Glaciers of Afghanistan have received little detailed attention for obvious reasons, only satellite image analysis of selected areas has been completed Haritashiya et al (2009) and Shroder and Bishop (2010), both studies noting a significant retreat and downwasting. In this post glaciers in the remote area around Yajun Peak in the Hindu Kush 150 km northeast of Bagram Airbase and 75 km west of the Pakistan Border are examined. Landsat imagery from 1998 (1st image below), 2010 (2nd image below) and 2012 (3rd image below) are used in combination with 2008 Google Earth imager (Last image below). Changes in three glaciers on Yajun Peak (6024 m) are highlighted. The yellow arrows indicate the expansion of bare rock amid a glacier draining south from Yajun Peak. The expansion of the bare rock area from the terminus area in 1998 to 2012 is evident as is the expanded area of the ridge in the upper glacier noted by the yellow arrow in each image. The magenta arrows indicate the terminus of a glacier draining west from Yajun Peak that in 1998 did not have a lake at the terminus. In the 2008, 2010 and 2012 imagery a small lake has developed as the glacier has thinned and retreated. The third glacier flows northwest and terminates in 1998 at a green line that is a one kilometer long line between two specific topographic points in each image. The glacier has retreated from the green line by 2008 and the retreat is 125 meters by 2012. In the 2008 Google Earth image a purple arrow points out the upper basin of a fourth glacier that is no longer ice or even snow filled. This along with the expansion of the bedrock ridge near the top of the glacier with yellow arrows indicates that even the accumulation zone of these glaciers are not persistently snow covered. Glaciers that lack a persistent snowcover cannot survive (Pelto, 2010). To see the details just click on each image and an expanded version will appear.

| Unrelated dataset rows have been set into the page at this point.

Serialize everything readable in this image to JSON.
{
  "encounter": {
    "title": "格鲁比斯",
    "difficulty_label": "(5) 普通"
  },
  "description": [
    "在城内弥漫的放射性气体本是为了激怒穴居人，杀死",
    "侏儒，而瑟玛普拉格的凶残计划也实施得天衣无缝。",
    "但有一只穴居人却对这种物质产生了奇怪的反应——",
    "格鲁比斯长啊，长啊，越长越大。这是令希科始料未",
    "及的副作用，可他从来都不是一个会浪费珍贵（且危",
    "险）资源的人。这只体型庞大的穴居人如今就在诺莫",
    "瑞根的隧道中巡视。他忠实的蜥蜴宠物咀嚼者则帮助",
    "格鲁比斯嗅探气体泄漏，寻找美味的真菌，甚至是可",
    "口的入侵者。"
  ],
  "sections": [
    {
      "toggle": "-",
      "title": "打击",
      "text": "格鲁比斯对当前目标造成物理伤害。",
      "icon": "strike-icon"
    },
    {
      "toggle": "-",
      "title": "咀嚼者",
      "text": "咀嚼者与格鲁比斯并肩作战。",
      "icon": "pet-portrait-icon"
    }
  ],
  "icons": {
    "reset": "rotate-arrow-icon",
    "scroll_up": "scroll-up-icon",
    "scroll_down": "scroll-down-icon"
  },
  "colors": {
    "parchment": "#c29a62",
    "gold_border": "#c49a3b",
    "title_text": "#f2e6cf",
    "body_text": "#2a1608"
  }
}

In previous posts on glaciers in the region the Emend Watershed and Zemestan Glacier the retreat is similar.